Beginning today, start checking your local news outlets for Memorial Day events, and make plans now to attend. In almost every city, there will be a memorial ceremony hosted by the American Legion, Veterans of Foreign Wars, or other veterans organization. It is important to take your children to an occasion like this. They need to see those who remain gathered together to pay their respects to those who died for our country. They need to see you standing with them, so they will learn the meaning of sacrifice, respect, and honor.
Then complete this solemn and somber event by taking your family on a picnic—the smallest fraction of what it all means—the joy to live in freedom and be with your family.
Eat hot dogs or hamburgers with potato salad. I prefer a fire-roasted hot dog (almost burned) on the end of a stick—or wire coat hanger, or one of those fancy roasting forks, if you have one. And try my recipe for potato salad.
I make potato salad like my mother did, and she learned to make it from her mother. My Grandma’s mother was an unpleasant woman, so I don’t think Grandma learned to make potato salad from her. Perhaps Grandma learned to make it from her husband, a U.S. Army cavalry blacksmith who came west from South Carolina. Maybe I’m fixing South Carolina–style potato salad! It’s all I’ve ever known, and my family loves it. (Once I made it chunky style and it was a disaster—we almost needed marriage counseling.)
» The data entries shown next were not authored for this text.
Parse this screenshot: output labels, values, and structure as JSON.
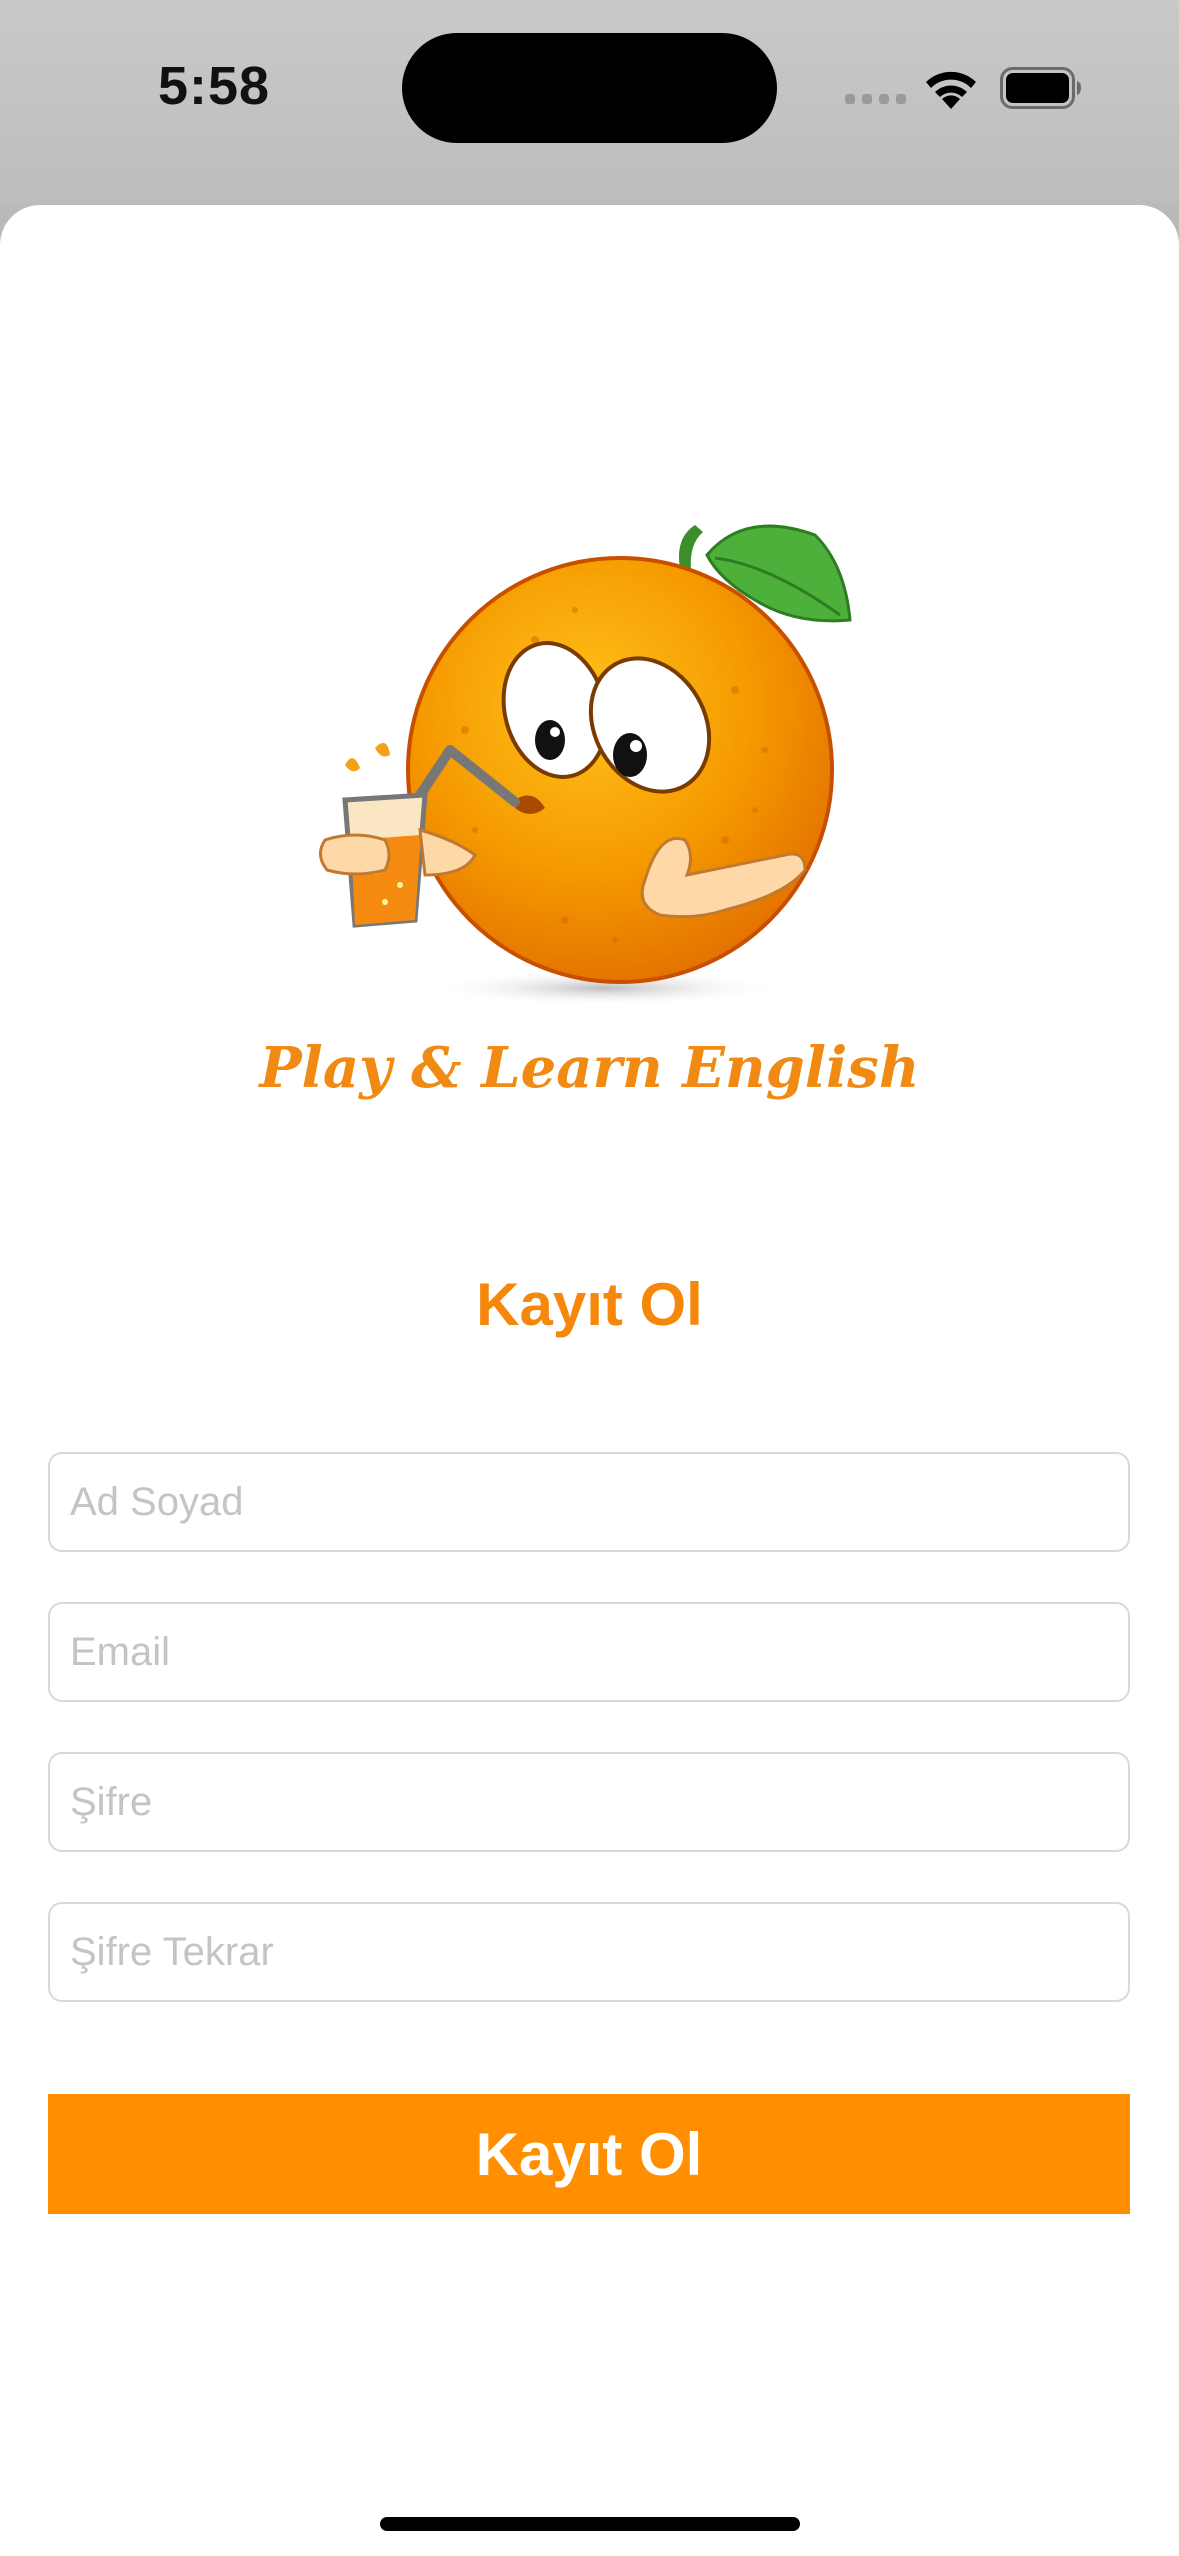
{
  "status_bar": {
    "time": "5:58",
    "icons": [
      "signal-icon",
      "wifi-icon",
      "battery-icon"
    ]
  },
  "brand": {
    "logo_text": "Play & Learn English",
    "mascot": "orange-mascot-illustration",
    "accent_color": "#ff8f00"
  },
  "form": {
    "title": "Kayıt Ol",
    "fields": [
      {
        "placeholder": "Ad Soyad",
        "value": ""
      },
      {
        "placeholder": "Email",
        "value": ""
      },
      {
        "placeholder": "Şifre",
        "value": ""
      },
      {
        "placeholder": "Şifre Tekrar",
        "value": ""
      }
    ],
    "submit_label": "Kayıt Ol"
  }
}
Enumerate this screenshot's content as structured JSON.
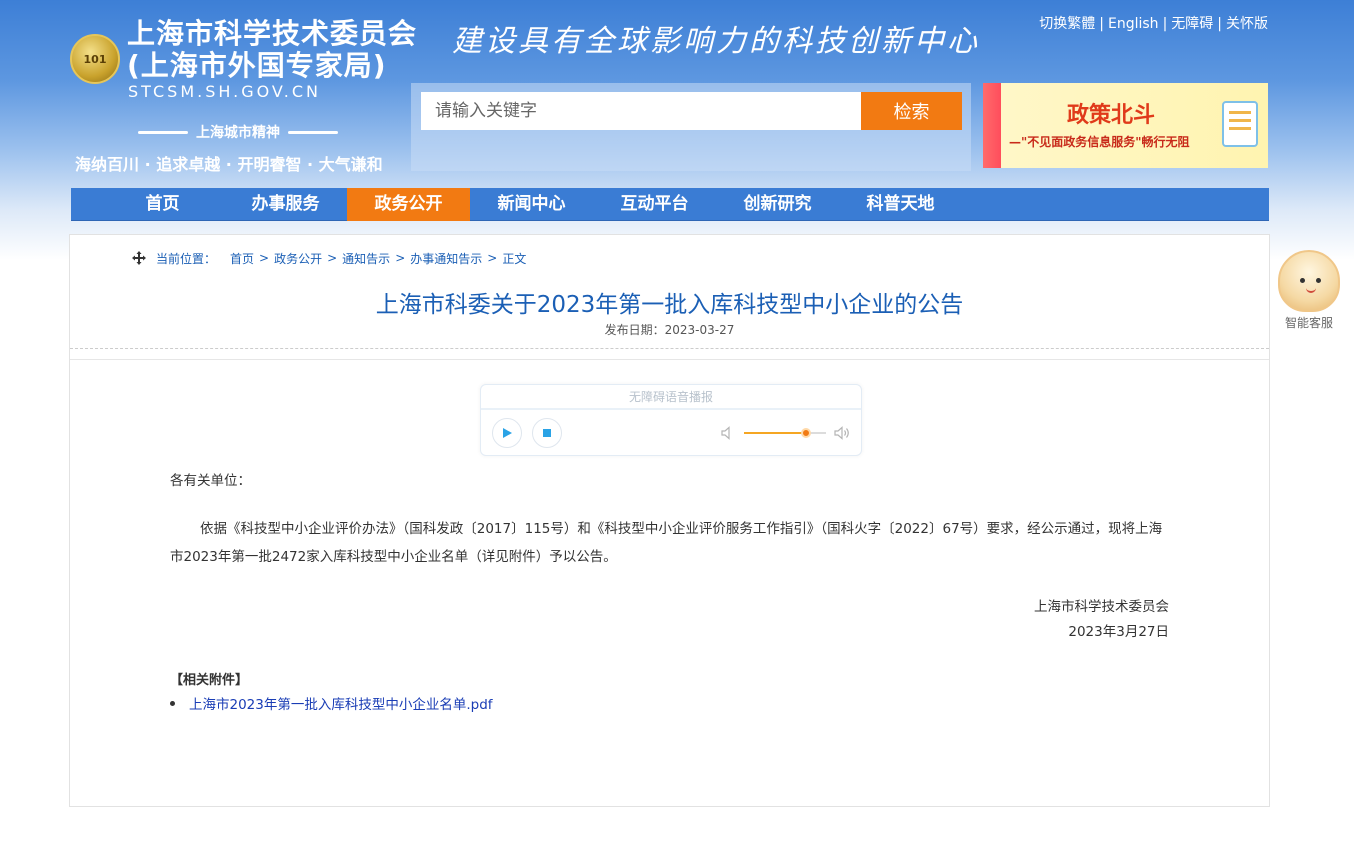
{
  "header": {
    "emblem_text": "101",
    "title_line1": "上海市科学技术委员会",
    "title_line2": "(上海市外国专家局)",
    "domain": "STCSM.SH.GOV.CN",
    "spirit_label": "上海城市精神",
    "spirit_text": "海纳百川 · 追求卓越 · 开明睿智 · 大气谦和",
    "slogan": "建设具有全球影响力的科技创新中心",
    "top_links": [
      "切换繁體",
      "English",
      "无障碍",
      "关怀版"
    ]
  },
  "search": {
    "placeholder": "请输入关键字",
    "button_label": "检索"
  },
  "banner": {
    "title": "政策北斗",
    "subtitle": "—\"不见面政务信息服务\"畅行无阻"
  },
  "nav": {
    "items": [
      "首页",
      "办事服务",
      "政务公开",
      "新闻中心",
      "互动平台",
      "创新研究",
      "科普天地"
    ],
    "active_index": 2
  },
  "breadcrumb": {
    "label": "当前位置：",
    "items": [
      "首页",
      "政务公开",
      "通知告示",
      "办事通知告示",
      "正文"
    ]
  },
  "article": {
    "title": "上海市科委关于2023年第一批入库科技型中小企业的公告",
    "publish_date": "发布日期：2023-03-27",
    "greeting": "各有关单位：",
    "body": "依据《科技型中小企业评价办法》（国科发政〔2017〕115号）和《科技型中小企业评价服务工作指引》（国科火字〔2022〕67号）要求，经公示通过，现将上海市2023年第一批2472家入库科技型中小企业名单（详见附件）予以公告。",
    "sign_org": "上海市科学技术委员会",
    "sign_date": "2023年3月27日"
  },
  "audio": {
    "title": "无障碍语音播报",
    "volume": 0.75
  },
  "attachments": {
    "heading": "【相关附件】",
    "files": [
      "上海市2023年第一批入库科技型中小企业名单.pdf"
    ]
  },
  "float_service": {
    "label": "智能客服"
  },
  "colors": {
    "nav_bg": "#3a7cd4",
    "accent_orange": "#f27a12",
    "link_blue": "#1b5fb5"
  }
}
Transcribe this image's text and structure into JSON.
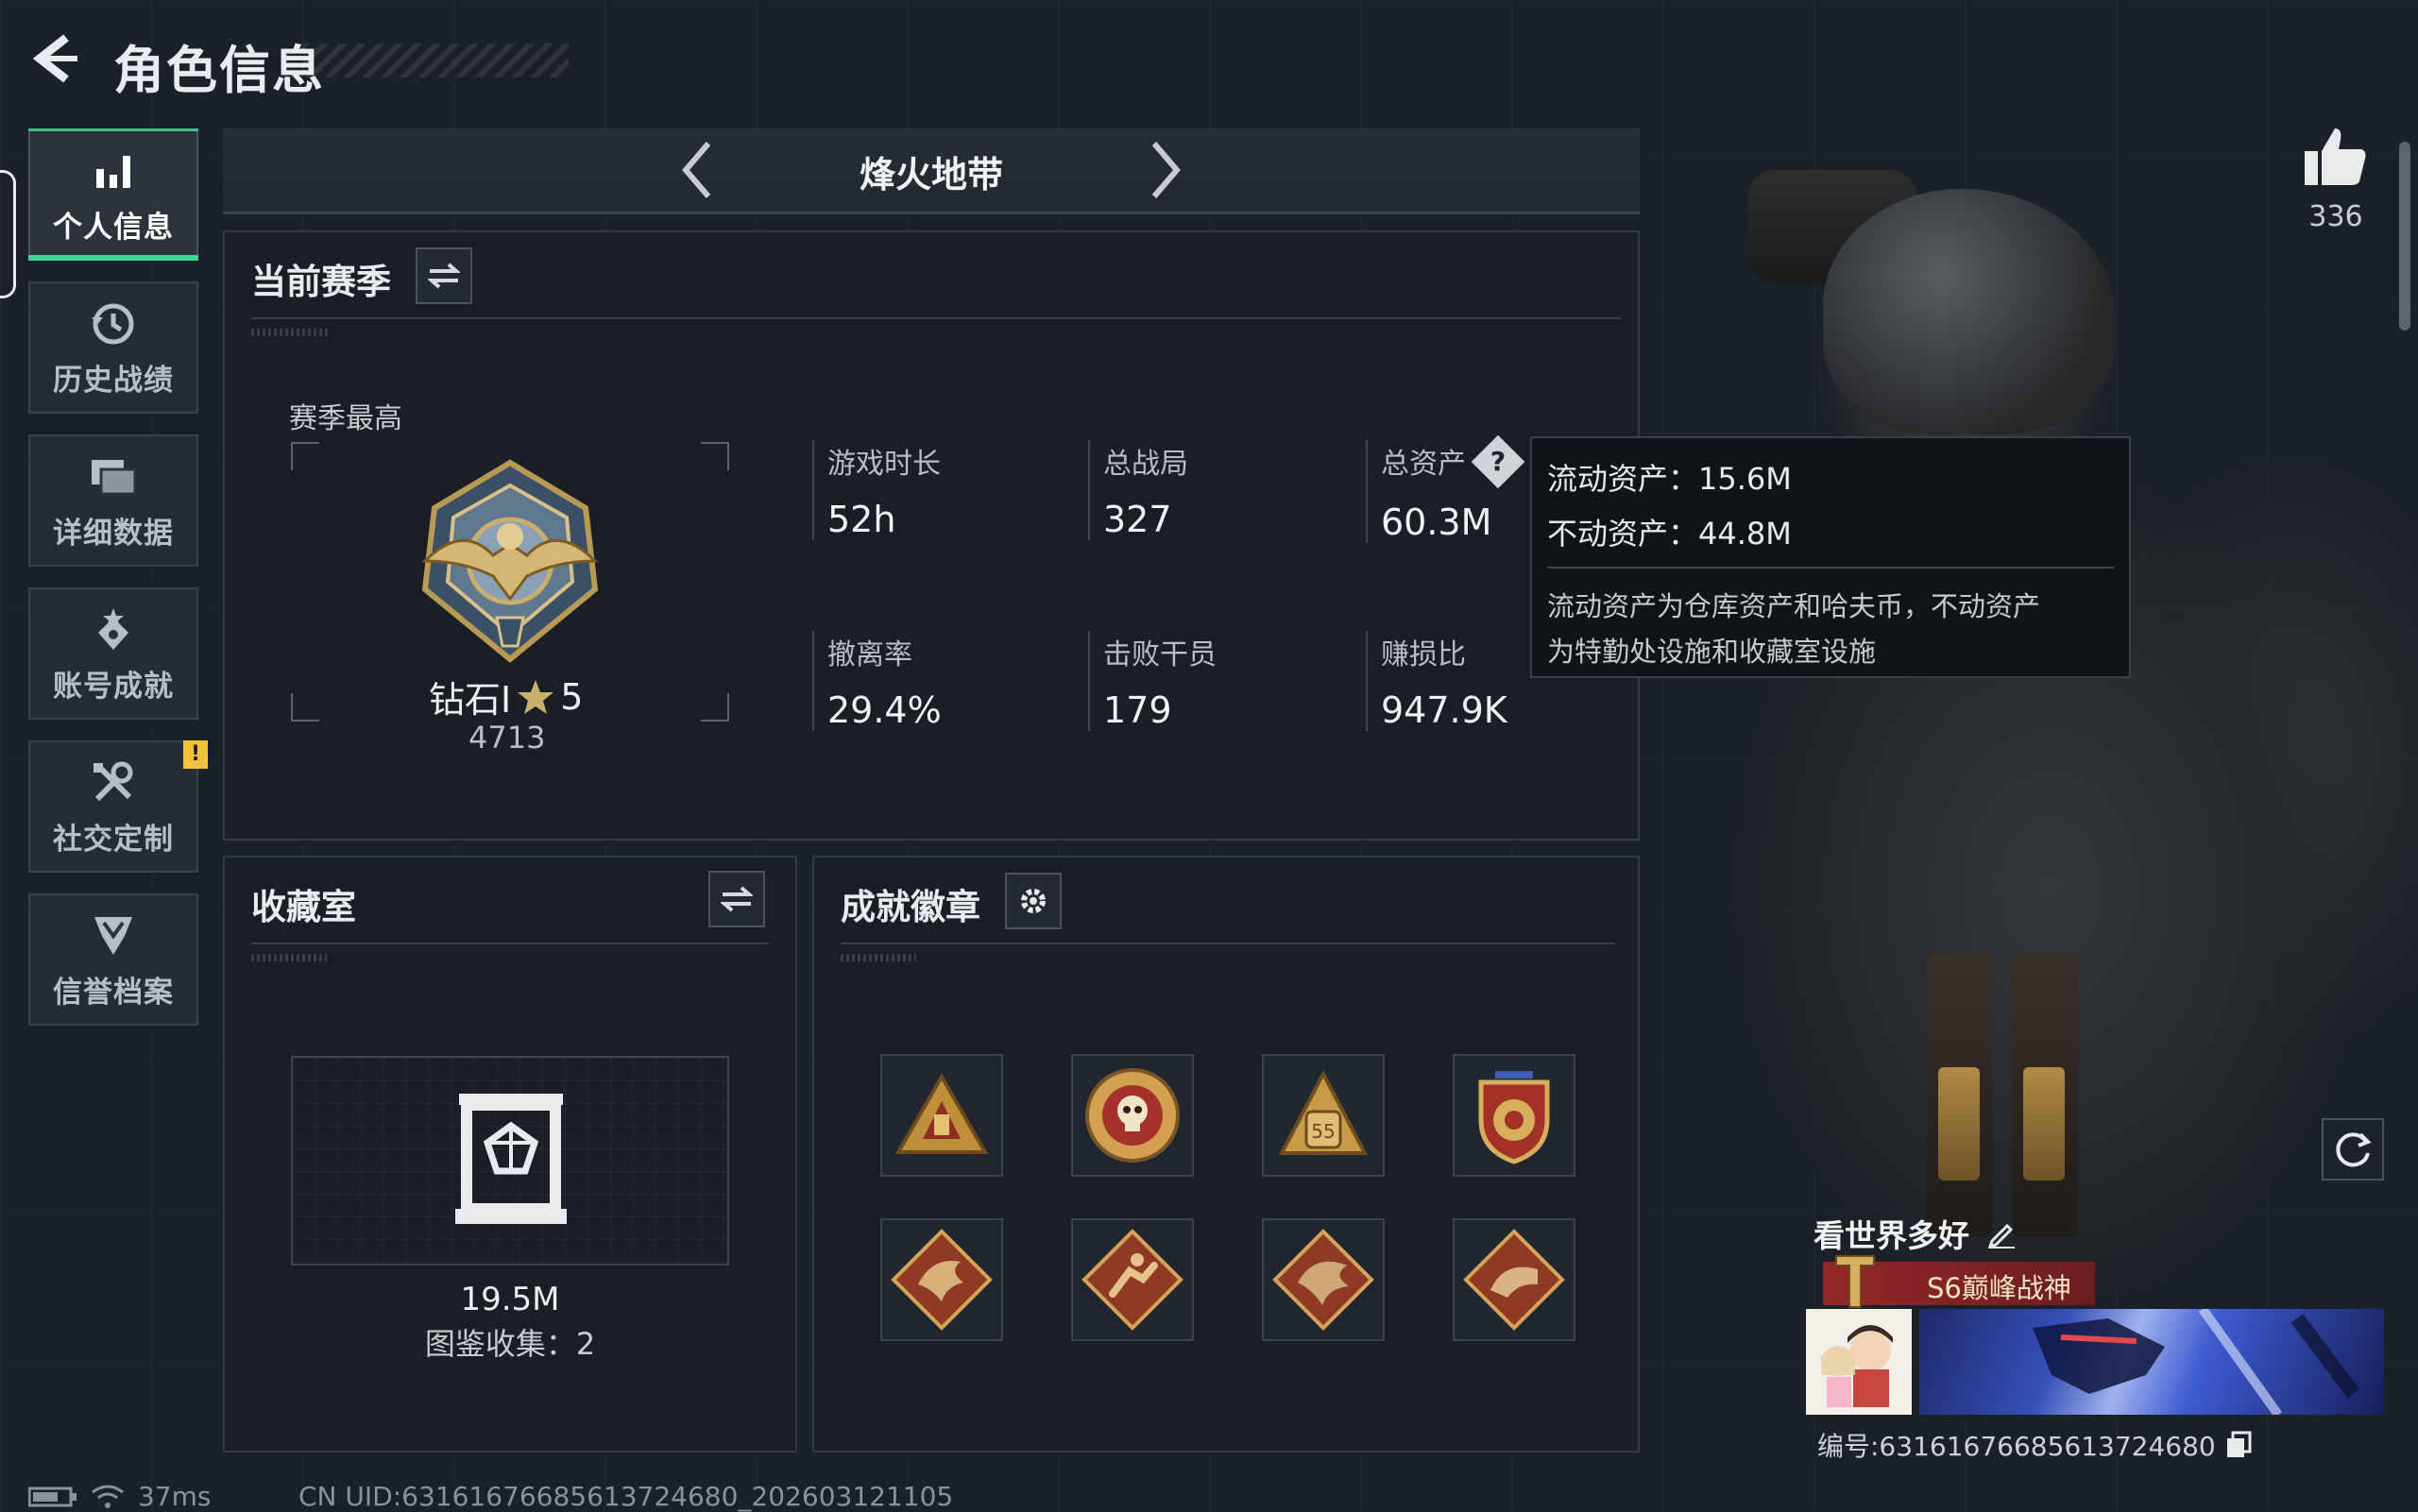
{
  "header": {
    "title": "角色信息"
  },
  "nav": [
    {
      "label": "个人信息",
      "icon": "bar-chart-icon",
      "active": true
    },
    {
      "label": "历史战绩",
      "icon": "history-icon"
    },
    {
      "label": "详细数据",
      "icon": "folder-icon"
    },
    {
      "label": "账号成就",
      "icon": "achievement-icon"
    },
    {
      "label": "社交定制",
      "icon": "tools-icon",
      "alert": "!"
    },
    {
      "label": "信誉档案",
      "icon": "credit-icon"
    }
  ],
  "mode": {
    "title": "烽火地带"
  },
  "season": {
    "title": "当前赛季",
    "best_label": "赛季最高",
    "rank_name": "钻石I",
    "rank_stars": "5",
    "rank_score": "4713",
    "stats": [
      {
        "label": "游戏时长",
        "value": "52h"
      },
      {
        "label": "总战局",
        "value": "327"
      },
      {
        "label": "总资产",
        "value": "60.3M",
        "help": true
      },
      {
        "label": "撤离率",
        "value": "29.4%"
      },
      {
        "label": "击败干员",
        "value": "179"
      },
      {
        "label": "赚损比",
        "value": "947.9K"
      }
    ]
  },
  "tooltip": {
    "liquid": "流动资产：15.6M",
    "fixed": "不动资产：44.8M",
    "desc_line1": "流动资产为仓库资产和哈夫币，不动资产",
    "desc_line2": "为特勤处设施和收藏室设施"
  },
  "collection": {
    "title": "收藏室",
    "value": "19.5M",
    "count": "图鉴收集：2"
  },
  "badges": {
    "title": "成就徽章",
    "items": [
      "triangle-badge-icon",
      "skull-medal-icon",
      "backpack-badge-icon",
      "shield-stars-icon",
      "dragon-diamond-icon",
      "runner-diamond-icon",
      "dragon-diamond-icon-2",
      "croc-diamond-icon"
    ]
  },
  "profile": {
    "likes": "336",
    "name": "看世界多好",
    "title": "S6巅峰战神",
    "uid": "编号:631616766856137246​80"
  },
  "footer": {
    "ping": "37ms",
    "uid": "CN UID:631616766856137246​80_202603121105"
  },
  "colors": {
    "accent": "#43d39a",
    "alert": "#f0c33b",
    "ribbon": "#a02828"
  }
}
On Monday I made potato salad for a potluck supper, and for the first time in my life, I wrote down how I did it. I’m forced to vary a bit from my mother’s method, in that she used sweet AND sour pickles. (The last time I tried to buy sour pickles, there wasn’t even a spot on the shelf for them, and I live deep in the heart of Texas’ oldest German settlements. So what’s up with that? I used dill pickles instead. It was delicious, but I was thrown off at first by the dill pickles. I got over it by the second serving.)
Nevertheless, on Monday I used all sweet pickles, which gave it a very subtle barely-sweet flavor. I still recommend using top quality sweet—and sour—pickles, if you can find sour pickles in your market. But honestly, this is yummy no matter what kind of pickles you use.
I boiled the potatoes in their skins (for about 35 minutes), then carefully spooned them out onto a clean dish towel to cool down. Then I skinned them. Of course you can boil them already peeled. I also “mashed” the potatoes by using a potato ricer. A potato ricer makes the most the wonderful, fluffy melt-in-your-mouth mashed potatoes. If you don’t have a ricer, you need to get one—tout de suite. You’ll never eat gummy mashed potatoes again, and your family will think you are amazing.
Deborah’s Potato Salad
5 lbs. white potatoes, cooked and riced
5 hard-boiled eggs, coarsely chopped
1 cup chopped celery heart (3-4 stalks)
1 cup chopped pickles—1/2 sweet and 1/2 sour is best, but all sweet or all dill tastes good, too.
1 cup finely minced onion (about 1/2 of a medium sized onion)
1-4 oz. jar of pimento, minced some more, and add the pimento water too, for flavor
1.5 to 2 teaspoons of salt
1/4 cup prepared mustard
3-4 tablespoons of pickle juice as needed, to make it fluffy
2-3 cups of mayonnaise (ok—you can use Miracle Whip if you hate real mayonnaise, but if you hate mayonnaise, you need to be psycho-analyzed)
Best made the day before you want to eat it, so the flavors can meld. Slightly more or less of any ingredient won’t dramatically impact the flavor. I didn’t measure the yield, but would say it was about 14 cups of potato salad, so that’s about 18 servings at 3/4 of a cup per serving. Your mileage may vary.
Now that’s a LOT of potato salad. But it will keep for a week, and you can have potato salad sandwiches. Never ate a potato salad sandwich? That’s something I learned from my husband.